Return the lines below in which the string "Apps" occurs.
(Material for the task begins)
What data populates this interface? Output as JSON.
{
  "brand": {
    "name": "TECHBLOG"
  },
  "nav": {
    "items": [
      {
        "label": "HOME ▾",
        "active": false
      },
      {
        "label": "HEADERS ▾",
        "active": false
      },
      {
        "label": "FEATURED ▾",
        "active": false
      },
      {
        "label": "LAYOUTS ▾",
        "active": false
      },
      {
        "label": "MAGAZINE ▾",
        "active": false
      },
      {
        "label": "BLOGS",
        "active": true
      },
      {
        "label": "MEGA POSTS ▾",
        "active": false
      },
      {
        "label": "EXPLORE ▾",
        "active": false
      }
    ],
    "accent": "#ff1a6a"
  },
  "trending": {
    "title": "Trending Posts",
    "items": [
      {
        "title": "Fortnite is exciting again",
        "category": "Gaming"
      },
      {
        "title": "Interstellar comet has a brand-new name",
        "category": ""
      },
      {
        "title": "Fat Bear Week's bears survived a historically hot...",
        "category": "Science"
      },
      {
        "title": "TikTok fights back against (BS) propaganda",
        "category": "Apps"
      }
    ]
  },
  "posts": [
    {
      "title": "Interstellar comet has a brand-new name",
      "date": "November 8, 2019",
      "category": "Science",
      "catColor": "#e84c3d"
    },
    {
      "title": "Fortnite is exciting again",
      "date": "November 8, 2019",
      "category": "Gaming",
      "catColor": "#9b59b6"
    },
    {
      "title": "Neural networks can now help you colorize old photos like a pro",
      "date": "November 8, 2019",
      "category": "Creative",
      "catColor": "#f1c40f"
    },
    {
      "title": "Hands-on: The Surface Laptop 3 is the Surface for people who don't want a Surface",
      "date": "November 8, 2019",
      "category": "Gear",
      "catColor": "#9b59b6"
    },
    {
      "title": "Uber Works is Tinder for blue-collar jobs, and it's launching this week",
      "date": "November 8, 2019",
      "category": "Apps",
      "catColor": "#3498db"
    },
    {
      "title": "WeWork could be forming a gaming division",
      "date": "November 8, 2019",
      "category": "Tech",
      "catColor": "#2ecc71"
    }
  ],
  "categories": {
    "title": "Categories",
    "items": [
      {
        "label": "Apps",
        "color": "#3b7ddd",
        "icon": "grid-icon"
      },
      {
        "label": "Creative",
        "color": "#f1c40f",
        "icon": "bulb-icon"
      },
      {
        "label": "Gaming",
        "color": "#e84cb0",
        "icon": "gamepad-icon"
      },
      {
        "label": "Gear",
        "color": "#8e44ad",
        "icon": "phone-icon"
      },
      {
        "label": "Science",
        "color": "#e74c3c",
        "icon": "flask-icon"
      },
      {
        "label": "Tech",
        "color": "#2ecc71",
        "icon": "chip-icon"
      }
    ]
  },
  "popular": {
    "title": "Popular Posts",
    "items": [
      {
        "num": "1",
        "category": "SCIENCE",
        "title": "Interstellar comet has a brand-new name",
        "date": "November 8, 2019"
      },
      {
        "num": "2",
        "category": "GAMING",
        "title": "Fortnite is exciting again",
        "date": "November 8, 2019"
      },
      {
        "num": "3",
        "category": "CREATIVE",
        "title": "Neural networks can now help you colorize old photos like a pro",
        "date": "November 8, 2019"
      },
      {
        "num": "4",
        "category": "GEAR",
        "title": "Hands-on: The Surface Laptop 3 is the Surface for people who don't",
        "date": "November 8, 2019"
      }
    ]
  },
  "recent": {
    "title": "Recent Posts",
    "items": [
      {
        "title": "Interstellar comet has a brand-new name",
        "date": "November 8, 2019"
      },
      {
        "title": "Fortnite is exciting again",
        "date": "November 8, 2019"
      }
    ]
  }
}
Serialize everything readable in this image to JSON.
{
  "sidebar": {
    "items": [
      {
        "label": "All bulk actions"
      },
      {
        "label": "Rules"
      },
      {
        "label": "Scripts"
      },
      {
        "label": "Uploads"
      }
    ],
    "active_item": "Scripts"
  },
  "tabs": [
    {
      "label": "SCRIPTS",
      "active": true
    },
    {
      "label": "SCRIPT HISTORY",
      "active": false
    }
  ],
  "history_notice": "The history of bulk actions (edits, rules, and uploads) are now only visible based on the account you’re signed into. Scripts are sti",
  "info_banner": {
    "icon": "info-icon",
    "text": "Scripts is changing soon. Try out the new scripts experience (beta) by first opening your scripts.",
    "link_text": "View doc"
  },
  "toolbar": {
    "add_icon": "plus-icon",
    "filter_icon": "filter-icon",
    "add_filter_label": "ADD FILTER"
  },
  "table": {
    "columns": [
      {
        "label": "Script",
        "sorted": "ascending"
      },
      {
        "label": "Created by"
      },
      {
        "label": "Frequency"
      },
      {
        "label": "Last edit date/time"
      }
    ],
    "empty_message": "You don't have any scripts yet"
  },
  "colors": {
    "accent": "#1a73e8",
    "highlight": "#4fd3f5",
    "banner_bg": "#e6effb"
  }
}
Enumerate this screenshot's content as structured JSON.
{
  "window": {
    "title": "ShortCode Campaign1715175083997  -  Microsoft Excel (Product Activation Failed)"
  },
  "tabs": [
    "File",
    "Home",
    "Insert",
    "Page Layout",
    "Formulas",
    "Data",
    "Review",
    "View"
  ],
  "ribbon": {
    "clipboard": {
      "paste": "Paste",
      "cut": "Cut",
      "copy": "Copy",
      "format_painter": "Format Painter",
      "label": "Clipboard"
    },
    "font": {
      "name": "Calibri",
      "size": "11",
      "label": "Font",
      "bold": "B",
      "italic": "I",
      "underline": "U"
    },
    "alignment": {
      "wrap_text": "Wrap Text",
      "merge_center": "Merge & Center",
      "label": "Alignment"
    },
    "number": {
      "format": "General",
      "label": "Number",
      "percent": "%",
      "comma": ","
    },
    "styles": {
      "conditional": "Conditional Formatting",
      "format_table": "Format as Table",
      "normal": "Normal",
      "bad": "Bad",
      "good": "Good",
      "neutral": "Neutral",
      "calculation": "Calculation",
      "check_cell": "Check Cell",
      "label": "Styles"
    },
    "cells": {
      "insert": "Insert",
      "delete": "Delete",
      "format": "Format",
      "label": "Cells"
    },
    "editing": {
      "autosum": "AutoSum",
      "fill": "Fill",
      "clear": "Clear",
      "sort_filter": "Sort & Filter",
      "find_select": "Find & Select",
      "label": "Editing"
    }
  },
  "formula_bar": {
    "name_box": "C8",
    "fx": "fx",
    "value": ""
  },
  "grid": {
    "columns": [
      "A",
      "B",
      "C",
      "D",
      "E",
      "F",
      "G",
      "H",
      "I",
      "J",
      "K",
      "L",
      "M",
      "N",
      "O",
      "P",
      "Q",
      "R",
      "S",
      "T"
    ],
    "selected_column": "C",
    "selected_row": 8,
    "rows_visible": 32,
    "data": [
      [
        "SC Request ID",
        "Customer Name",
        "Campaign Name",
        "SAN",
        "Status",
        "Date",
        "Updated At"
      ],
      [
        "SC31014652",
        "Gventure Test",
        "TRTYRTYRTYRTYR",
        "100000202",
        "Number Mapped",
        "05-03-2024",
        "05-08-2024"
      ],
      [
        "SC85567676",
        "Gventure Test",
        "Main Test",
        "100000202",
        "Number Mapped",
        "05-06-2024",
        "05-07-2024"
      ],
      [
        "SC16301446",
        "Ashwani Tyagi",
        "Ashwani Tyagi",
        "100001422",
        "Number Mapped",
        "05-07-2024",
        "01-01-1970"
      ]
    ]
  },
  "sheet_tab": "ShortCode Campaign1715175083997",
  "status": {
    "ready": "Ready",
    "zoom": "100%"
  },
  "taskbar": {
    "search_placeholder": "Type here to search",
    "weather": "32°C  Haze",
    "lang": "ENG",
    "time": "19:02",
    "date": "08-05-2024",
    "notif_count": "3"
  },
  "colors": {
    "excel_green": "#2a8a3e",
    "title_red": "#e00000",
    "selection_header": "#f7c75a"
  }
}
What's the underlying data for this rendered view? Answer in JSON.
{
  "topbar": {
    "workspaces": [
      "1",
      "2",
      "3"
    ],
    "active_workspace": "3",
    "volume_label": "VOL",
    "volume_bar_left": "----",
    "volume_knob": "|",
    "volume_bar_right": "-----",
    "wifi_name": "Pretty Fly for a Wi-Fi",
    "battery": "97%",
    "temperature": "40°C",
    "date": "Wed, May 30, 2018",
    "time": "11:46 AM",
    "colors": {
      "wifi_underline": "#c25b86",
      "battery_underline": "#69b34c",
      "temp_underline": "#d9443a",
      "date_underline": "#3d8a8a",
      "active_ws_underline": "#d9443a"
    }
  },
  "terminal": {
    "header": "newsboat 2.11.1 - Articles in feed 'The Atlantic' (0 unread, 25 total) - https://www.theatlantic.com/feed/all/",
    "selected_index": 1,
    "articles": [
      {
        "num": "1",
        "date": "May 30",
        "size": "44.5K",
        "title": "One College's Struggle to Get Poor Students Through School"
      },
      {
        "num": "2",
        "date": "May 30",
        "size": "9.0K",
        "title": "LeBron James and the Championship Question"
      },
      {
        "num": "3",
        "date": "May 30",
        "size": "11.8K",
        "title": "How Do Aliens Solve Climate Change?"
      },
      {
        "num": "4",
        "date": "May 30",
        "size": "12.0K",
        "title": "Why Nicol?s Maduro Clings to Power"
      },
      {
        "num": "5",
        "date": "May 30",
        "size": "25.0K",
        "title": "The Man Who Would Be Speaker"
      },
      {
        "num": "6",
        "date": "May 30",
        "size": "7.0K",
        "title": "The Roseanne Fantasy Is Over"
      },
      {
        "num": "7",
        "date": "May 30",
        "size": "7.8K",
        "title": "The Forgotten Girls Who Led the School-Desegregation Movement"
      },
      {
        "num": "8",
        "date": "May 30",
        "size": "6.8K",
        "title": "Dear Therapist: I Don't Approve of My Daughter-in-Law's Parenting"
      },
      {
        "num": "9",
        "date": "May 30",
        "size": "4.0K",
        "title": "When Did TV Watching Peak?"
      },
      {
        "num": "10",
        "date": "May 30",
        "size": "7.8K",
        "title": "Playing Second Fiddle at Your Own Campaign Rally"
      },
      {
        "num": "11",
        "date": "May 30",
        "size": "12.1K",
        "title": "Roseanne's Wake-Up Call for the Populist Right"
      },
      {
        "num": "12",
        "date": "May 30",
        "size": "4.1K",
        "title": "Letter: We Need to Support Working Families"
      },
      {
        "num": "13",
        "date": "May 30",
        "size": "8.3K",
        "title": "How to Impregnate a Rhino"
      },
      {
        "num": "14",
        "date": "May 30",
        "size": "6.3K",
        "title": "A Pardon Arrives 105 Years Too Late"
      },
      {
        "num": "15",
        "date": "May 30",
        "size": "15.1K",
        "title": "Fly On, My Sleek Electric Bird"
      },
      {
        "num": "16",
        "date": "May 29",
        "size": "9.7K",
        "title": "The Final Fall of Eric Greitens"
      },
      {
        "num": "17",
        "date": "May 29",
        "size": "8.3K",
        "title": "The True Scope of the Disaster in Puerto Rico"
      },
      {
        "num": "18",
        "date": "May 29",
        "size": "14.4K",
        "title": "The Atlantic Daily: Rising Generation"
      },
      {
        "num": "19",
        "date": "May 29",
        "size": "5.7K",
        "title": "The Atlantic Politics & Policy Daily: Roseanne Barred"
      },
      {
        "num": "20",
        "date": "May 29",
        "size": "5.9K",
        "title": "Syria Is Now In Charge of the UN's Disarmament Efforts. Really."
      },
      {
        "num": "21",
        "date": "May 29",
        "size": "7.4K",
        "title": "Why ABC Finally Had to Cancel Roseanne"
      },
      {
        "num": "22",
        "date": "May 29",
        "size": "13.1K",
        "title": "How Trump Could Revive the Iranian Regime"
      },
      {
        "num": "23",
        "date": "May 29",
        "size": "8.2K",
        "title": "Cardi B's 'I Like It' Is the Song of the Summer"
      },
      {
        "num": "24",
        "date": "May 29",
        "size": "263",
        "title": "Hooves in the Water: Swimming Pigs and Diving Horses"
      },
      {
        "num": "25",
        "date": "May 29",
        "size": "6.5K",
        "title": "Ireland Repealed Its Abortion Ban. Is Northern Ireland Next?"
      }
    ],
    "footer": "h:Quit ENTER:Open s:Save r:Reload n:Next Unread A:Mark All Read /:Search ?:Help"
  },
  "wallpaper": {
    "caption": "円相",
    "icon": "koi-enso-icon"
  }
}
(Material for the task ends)
* **Output for this exercise**:
        "category": "Apps"
      "category": "Apps",
        "label": "Apps",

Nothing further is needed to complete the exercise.